Press Release, National Indian Education Association
WASHINGTON, DC – Following yesterday’s Senate Health, Education, Labor and Pensions (HELP) Committee Hearing on “Fixing No Child Left Behind (NCLB): Testing and Accountability,” National Indian Education Association (NIEA) President Melvin Monette issued the following statement explaining the need for an Elementary and Secondary Education Act (ESEA) reauthorization that upholds the trust responsibility of the United States and fairly provides Native students education services based on principles of accountability, equity, and excellence. President Monette stated:
The ESEA is in pressing need of updating and we commend the Senate HELP Committee under the leadership of Chairman Lamar Alexander (R-TN) for moving forward the reauthorization through recently introduced draft language. However, the current iteration illustrates a need for improvement, so we request that the federal government honor its’ trust responsibility to tribes and Native education by fairly providing comprehensive educational opportunities to Native students within any ESEA reauthorization.
During the State of the Union Address, President Obama rightfully celebrated the nation’s all-time high graduation rates among high school students. Unfortunately, the stressed graduation rates and academic successes are often not representative of many Native communities. NCLB has done little to address the longstanding challenges affecting Native students. Over the past decade, Native students continue to trail their peers in reading and mathematics (grades four and eight). Nationwide, our students face some of the lowest high school graduation rates with even fewer students graduating from college. Native education is in a state of emergency and tribes have long awaited the opportunity to partner with Congress to take bold action that will significantly improve the education systems serving Native communities.
Tribes and Native communities have an enormous stake in their children’s education. While the ESEA reauthorization must provide effective accountability and protect the civil rights of all Americans, the ESEA reauthorization must also be a commitment to the sovereignty of this country’s First Americans. As such, the ESEA draft should be revised to support tribal nations as they develop their ability to deliver education services as well as coordinate with local and state educational agencies. Only by including the following priorities will an ESEA reauthorization ensure effective and efficient use of funds and delivery of resources to Native communities as well as increase Native student achievement.
NIEA calls on the Senate to include the following priorities:
- Strengthen Native Participation in Education: Tribes should have the authority to build their capacity to administer education title programs.
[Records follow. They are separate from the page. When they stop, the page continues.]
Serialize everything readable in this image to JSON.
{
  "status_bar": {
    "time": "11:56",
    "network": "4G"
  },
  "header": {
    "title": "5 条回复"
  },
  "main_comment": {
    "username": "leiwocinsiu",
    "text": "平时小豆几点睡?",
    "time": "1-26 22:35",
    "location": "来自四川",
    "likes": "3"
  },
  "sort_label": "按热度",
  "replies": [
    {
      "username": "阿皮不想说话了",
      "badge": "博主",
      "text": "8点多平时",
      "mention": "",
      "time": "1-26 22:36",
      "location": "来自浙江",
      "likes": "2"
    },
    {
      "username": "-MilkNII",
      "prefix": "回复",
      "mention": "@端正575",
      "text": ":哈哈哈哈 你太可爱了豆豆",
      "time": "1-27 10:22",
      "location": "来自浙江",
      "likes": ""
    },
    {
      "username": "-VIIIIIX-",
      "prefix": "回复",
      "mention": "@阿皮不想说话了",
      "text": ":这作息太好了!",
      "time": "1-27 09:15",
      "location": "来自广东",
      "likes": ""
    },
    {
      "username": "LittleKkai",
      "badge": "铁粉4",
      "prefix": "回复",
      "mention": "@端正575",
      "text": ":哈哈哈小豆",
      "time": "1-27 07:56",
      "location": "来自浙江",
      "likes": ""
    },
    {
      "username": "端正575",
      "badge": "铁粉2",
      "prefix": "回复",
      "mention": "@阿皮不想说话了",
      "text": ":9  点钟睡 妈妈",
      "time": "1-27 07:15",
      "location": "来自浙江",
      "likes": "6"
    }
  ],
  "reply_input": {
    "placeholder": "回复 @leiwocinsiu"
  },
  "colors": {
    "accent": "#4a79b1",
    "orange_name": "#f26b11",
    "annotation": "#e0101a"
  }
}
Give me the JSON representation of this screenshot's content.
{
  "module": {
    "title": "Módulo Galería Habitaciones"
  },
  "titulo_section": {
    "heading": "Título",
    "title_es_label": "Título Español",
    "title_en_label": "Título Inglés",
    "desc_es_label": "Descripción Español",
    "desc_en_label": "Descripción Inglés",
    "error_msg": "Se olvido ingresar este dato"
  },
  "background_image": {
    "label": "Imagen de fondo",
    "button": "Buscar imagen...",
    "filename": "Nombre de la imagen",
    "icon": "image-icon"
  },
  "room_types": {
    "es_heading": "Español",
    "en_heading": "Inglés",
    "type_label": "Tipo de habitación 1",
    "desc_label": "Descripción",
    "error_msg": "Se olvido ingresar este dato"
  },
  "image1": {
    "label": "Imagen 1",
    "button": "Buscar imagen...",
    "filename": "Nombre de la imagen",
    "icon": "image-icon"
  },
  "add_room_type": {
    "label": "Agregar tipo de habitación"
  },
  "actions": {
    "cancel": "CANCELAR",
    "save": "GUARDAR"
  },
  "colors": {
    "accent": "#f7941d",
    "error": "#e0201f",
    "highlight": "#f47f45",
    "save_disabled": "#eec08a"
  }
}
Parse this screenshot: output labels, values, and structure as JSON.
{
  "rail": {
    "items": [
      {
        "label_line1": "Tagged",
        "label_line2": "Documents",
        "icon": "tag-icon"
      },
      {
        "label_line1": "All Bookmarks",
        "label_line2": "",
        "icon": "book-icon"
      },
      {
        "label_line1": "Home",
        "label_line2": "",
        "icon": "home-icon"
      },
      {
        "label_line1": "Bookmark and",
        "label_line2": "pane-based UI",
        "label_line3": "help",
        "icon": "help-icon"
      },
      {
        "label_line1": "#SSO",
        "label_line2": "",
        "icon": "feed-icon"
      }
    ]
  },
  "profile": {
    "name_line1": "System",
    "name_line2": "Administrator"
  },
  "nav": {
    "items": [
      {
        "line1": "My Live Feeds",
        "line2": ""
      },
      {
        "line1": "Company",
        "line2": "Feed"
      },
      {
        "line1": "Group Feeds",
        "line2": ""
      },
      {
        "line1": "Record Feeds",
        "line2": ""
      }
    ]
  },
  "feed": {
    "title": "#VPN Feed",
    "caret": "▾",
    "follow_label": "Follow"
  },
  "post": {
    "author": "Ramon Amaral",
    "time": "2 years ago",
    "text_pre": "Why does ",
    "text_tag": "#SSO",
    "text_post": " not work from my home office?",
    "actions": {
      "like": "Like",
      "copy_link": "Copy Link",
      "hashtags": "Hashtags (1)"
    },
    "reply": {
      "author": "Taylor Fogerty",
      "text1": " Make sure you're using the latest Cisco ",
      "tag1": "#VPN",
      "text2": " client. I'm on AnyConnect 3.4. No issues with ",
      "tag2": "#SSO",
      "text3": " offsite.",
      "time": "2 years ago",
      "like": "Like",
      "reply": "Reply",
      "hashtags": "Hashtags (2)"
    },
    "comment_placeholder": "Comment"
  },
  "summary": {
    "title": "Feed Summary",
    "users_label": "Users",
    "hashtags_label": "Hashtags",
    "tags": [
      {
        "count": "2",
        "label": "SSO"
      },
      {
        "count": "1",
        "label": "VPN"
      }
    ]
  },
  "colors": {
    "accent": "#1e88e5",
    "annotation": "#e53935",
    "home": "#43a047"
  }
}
Native leaders understand their children best and can better address their students’ unique cultural and academic needs.
- Encourage Tribal/State Partnerships: While the federal government has a trust responsibility to work with tribes, tribal concerns are often excluded at the state and local level. The ESEA reauthorization should require local and state educational agencies to closely work and meaningfully consult with tribes when developing applications and plans for ESEA title programs.
- Preserve and Revitalize Native Languages: The continued existence of Native languages is crucial to protecting and strengthening Native culture and tribal communities as well as increasing the academic achievement of Native students. Any ESEA reauthorization should provide resources for eligible schools to participate in a program to develop and maintain Native language immersion education models.
- Increase Access to Native Student Records: Native students often transfer between federal, state, and tribal school districts, which creates information gaps as systems are not required to track and coordinate student data. The ESEA reauthorization should provide the ability for schools and state and local educational agencies to share Native student data with their local tribes. Providing such information will create longitudinal student statistics that will help schools and Native partners alleviate issues that decrease Native student achievement.
NIEA, tribes, and our national and local partners look forward to working with members of Congress to strengthen this initial draft proposal. It is critical the ESEA reauthorization serves Native students and their peers by not only ensuring equity and accountability, but also including tribes within their local education systems. This great country cannot afford to ignore the needs of its most vulnerable students. By reinforcing America’s trust responsibility and strengthening tribal sovereignty throughout the ESEA, Congress will begin to reverse the negative impacts affecting Native communities and ensure local cooperation fosters efficiency and academic excellence for all students.